The Citizen – 19 October 2022
Key targets relating to the department’s modernisation projects have not been achieved.
The Department of Home Affairs has to address a number of challenges and bolster its Information technology (IT) systems to improve service delivery.
This is according to the Auditor-General’s office.
On Tuesday, the office briefed Parliament’s Portfolio Committee on Home Affairs regarding the department’s audit outcomes for the 2021/2022 financial year, which ran from April 2021 to March 2022.
Annual performance report
During the briefing, Fhumulani Rabonda, deputy business executive at the Auditor-General’s office, informed the committee that Home Affairs submitted its annual performance report, but there were material misstatements that needed to be adjusted.
“We managed to correct the material misstatements that we had identified during the [audit] process,” he said.
Rabonda revealed that the department has achieved 69% of its annual targets in the 2021/2022 financial year.
However, key targets relating to the department’s modernisation projects – which includes Abis and e-Visa system – as well as the the establishment of the border management agency (BMA) have not been met.
He explained that the department had set targets that it intends to achieve by 2024 in the medium-term strategic framework, which was reviewed in 2019.
“We had looked at the current year’s performance report [and] what does it tell us in relation to these targets they have set themselves. We [have] highlighted the fact that the targets in relation to modernisation projects are behind schedule,” he said.
Rabonda pointed that while the border management agency has been formed, it is not yet fully functional due to the implementation protocols that have not been signed at this stage.
e-Visa and BMCS
Regarding the e-Visa system and Biometric Movement Control System (BMCS), Rabonda said the Auditor-General’s office has identified there were “significant control deficiencies” and warned that these needed to be given attention.
“If they are not addressed, the modernisation projects may have similar significant control deficiencies as the legacy systems. This means that what Home Affairs will have new systems with the same problems,” he continued.
Rabonda explained that these deficiencies were caused by poor project management and governance processes within Home Affairs’ IT internal department.
“Over the past few years, we have been reporting that there is leadership instability in the ICT environment in Home Affairs. So our recommendation is that action plans should be developed and implemented to address the significant control deficiencies,” he added.
Earlier this year, Home Affairs revealed it was working on the e-Visa system, which allows tourists visiting South Africa to apply for their visas online and thereafter be issued virtually.
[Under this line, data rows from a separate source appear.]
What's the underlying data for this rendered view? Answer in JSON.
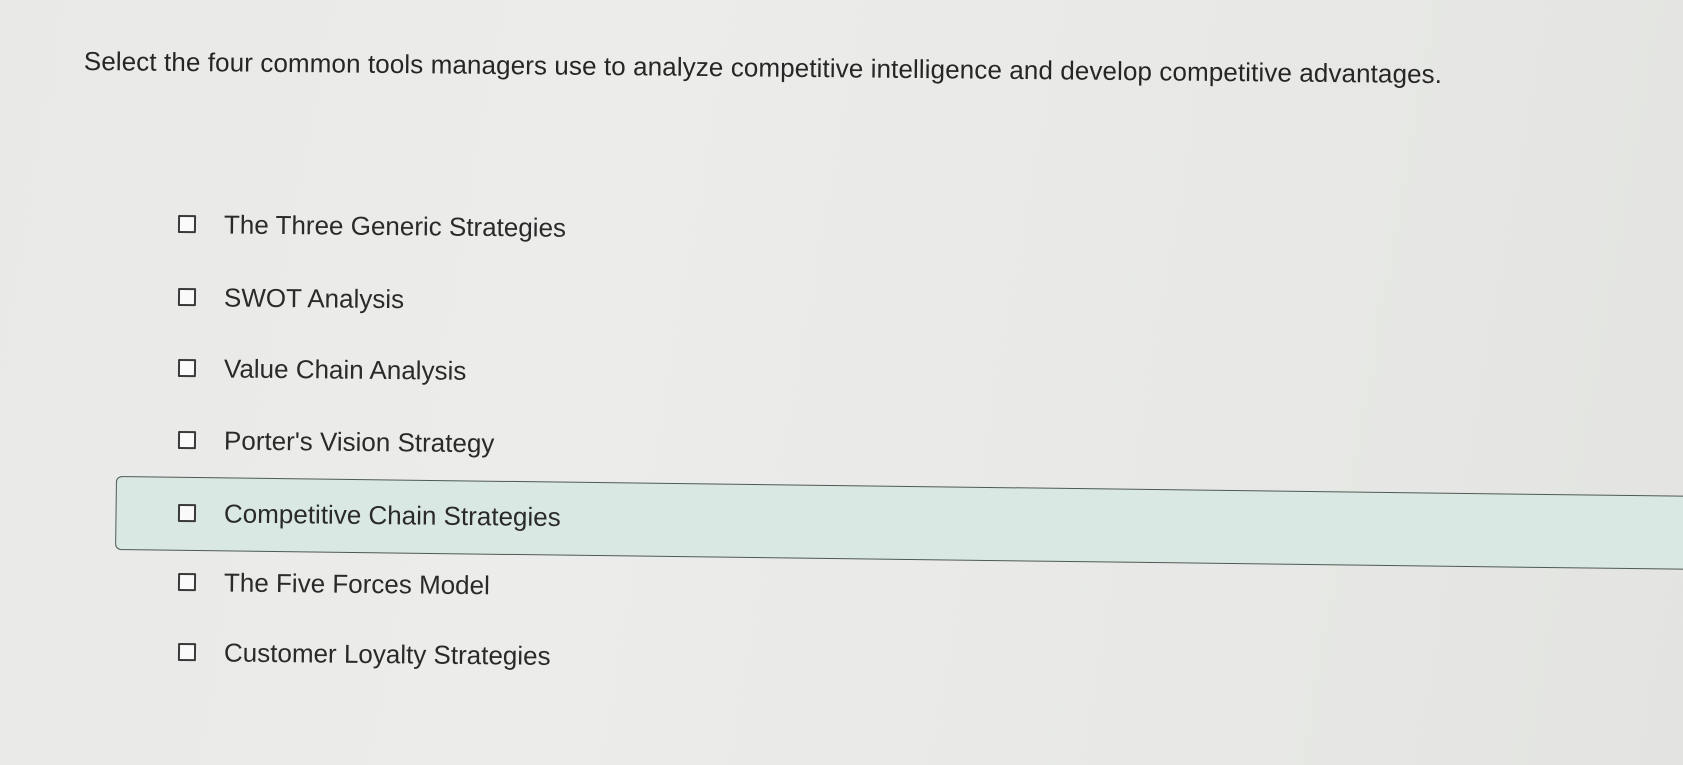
{
  "question": {
    "text": "Select the four common tools managers use to analyze competitive intelligence and develop competitive advantages."
  },
  "options": [
    {
      "label": "The Three Generic Strategies",
      "checked": false
    },
    {
      "label": "SWOT Analysis",
      "checked": false
    },
    {
      "label": "Value Chain Analysis",
      "checked": false
    },
    {
      "label": "Porter's Vision Strategy",
      "checked": false
    },
    {
      "label": "Competitive Chain Strategies",
      "checked": false,
      "highlighted": true
    },
    {
      "label": "The Five Forces Model",
      "checked": false
    },
    {
      "label": "Customer Loyalty Strategies",
      "checked": false
    }
  ],
  "colors": {
    "highlight": "#d9e8e2",
    "background": "#eaeae8"
  }
}
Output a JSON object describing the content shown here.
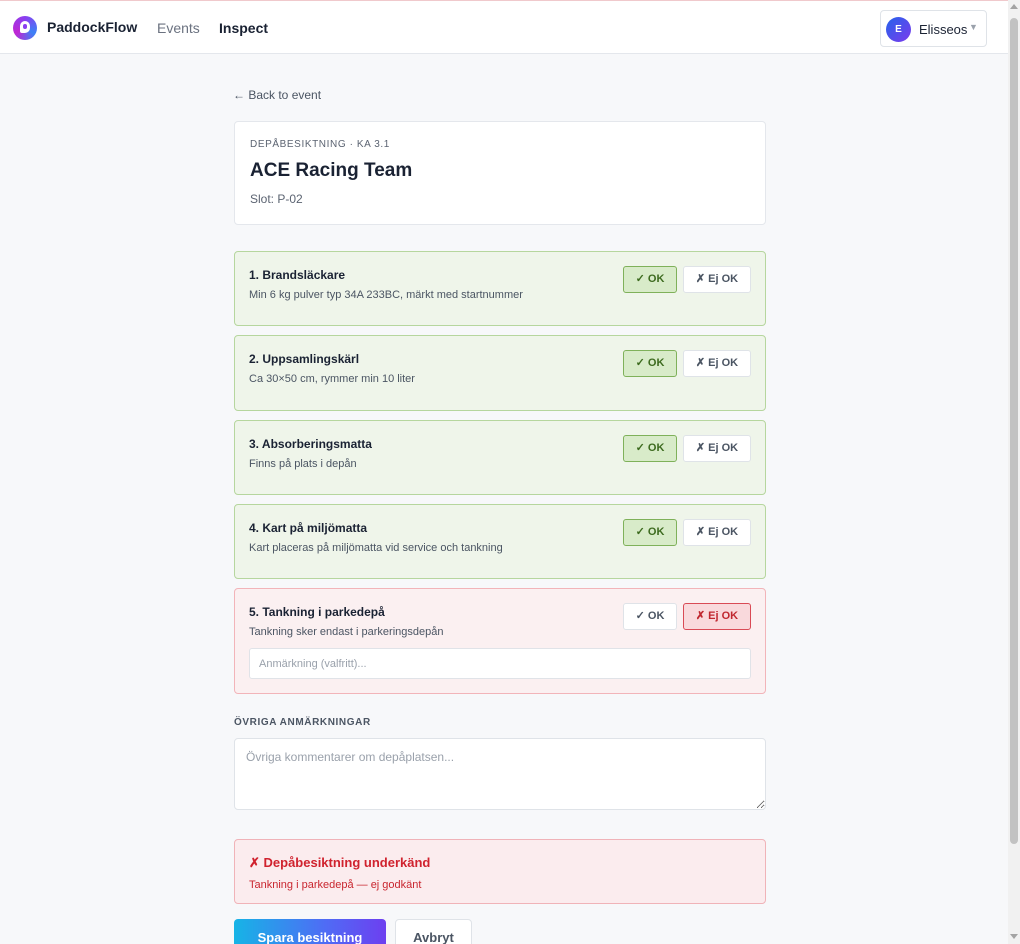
{
  "nav": {
    "brand": "PaddockFlow",
    "events": "Events",
    "inspect": "Inspect",
    "user_initial": "E",
    "user_name": "Elisseos",
    "caret": "▼"
  },
  "back_link": "← Back to event",
  "header": {
    "eyebrow": "DEPÅBESIKTNING · KA 3.1",
    "team": "ACE Racing Team",
    "slot": "Slot: P-02"
  },
  "checklist": [
    {
      "title": "1. Brandsläckare",
      "desc": "Min 6 kg pulver typ 34A 233BC, märkt med startnummer",
      "ok_label": "✓ OK",
      "fail_label": "✗ Ej OK",
      "status": "ok"
    },
    {
      "title": "2. Uppsamlingskärl",
      "desc": "Ca 30×50 cm, rymmer min 10 liter",
      "ok_label": "✓ OK",
      "fail_label": "✗ Ej OK",
      "status": "ok"
    },
    {
      "title": "3. Absorberingsmatta",
      "desc": "Finns på plats i depån",
      "ok_label": "✓ OK",
      "fail_label": "✗ Ej OK",
      "status": "ok"
    },
    {
      "title": "4. Kart på miljömatta",
      "desc": "Kart placeras på miljömatta vid service och tankning",
      "ok_label": "✓ OK",
      "fail_label": "✗ Ej OK",
      "status": "ok"
    },
    {
      "title": "5. Tankning i parkedepå",
      "desc": "Tankning sker endast i parkeringsdepån",
      "ok_label": "✓ OK",
      "fail_label": "✗ Ej OK",
      "status": "fail",
      "remark_placeholder": "Anmärkning (valfritt)...",
      "remark_value": ""
    }
  ],
  "other_remarks": {
    "label": "ÖVRIGA ANMÄRKNINGAR",
    "placeholder": "Övriga kommentarer om depåplatsen...",
    "value": ""
  },
  "result": {
    "title": "✗ Depåbesiktning underkänd",
    "reason": "Tankning i parkedepå — ej godkänt"
  },
  "actions": {
    "save": "Spara besiktning",
    "cancel": "Avbryt"
  },
  "colors": {
    "ok_accent": "#7fb15a",
    "fail_accent": "#d94a55",
    "primary_gradient_start": "#16b4e6",
    "primary_gradient_end": "#6d3ff0"
  },
  "icons": {
    "logo": "paddockflow-logo-icon",
    "user_caret": "chevron-down-icon",
    "back": "arrow-left-icon"
  }
}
The paperless virtual visa is intended to combat visa fraud and open South Africa as a desirable destination.
The department had also indicated at the time that it was in the process of developing the BMCS, which will enable the capturing of fingerprint and facial biometric data of all travellers who enter or exit South Africa.
This system is expected to be rolled out at 34 ports of entry across the country – including major airports and land borders.
Meanwhile, Rabonda further told the committee that phase one of the Automated Biometric Identification System (Abis), which was launched in 2018, is yet to be completed.
Home Affairs had targeted to finish the first phase by December 2021, and the department has spent at least R294 million on this phase.
Rabonda revealed that the budget of the Abis project, which is aimed at ending identity theft, has increased from R410 million to R475 million as a result of delays and “technology becoming more expensive”.
“There is a need for the department to monitor closely the remaining budget to avoid having the need to having to ask more funds for this project because if that is not done then government may find itself with a project that they need to fund more from the limited budget that is available,” he told the committee.
He said the delays were caused by IT firms, EOH and Idemia.
“You will remember that EOH decided to pull out of a number of government projects including this one and on doing so the department appointed Idemia as the service provider,” he continued.
In May 2021, the committee heard how EOH allegedly flouted tender processes to score the Abis contract, valued at more than R400 million, from the department.
Payments made to EOH regarding the Abis project amounted to R283 million.
The company was then slapped with a penalty by the department and was subjected to a Hawks investigated.
“The delays by service providers saw the department invoking penalties of R62 million in terms of EOH and R3 million regarding Idemia,” Rabonda added.
‘National adverse impact’
The Abis system was introduced to replace the Home Affairs National Identification System (HANIS), which was said to be manually operated and outdated.
According to the department, Abis aims to act as a fundamental baseline for the national identification system and will consolidate South African and foreign nationals’ data into a single base.
Rabonda noted that the importance of the Abis system, saying it would have a “national adverse impact” if it was not completed.
“The department will suffer irreparable harm if it’s not successfully implemented because this project is critical to resolving some of the risks faced by Home Affairs and the Security Cluster as a whole. Hence we are saying there is a need to appreciate the impact the department’s service delivery, the economy and security of the state.
“Everybody who is involved needs to jealously guard this project to make sure that all that needs to be done is done within time and effectively so,” he explained.
Later in the briefing, Rabonda said the Abis project was one of the major causes of irregular expenditure for Home Affairs (R12.8 million) in the 2021/2022 financial year.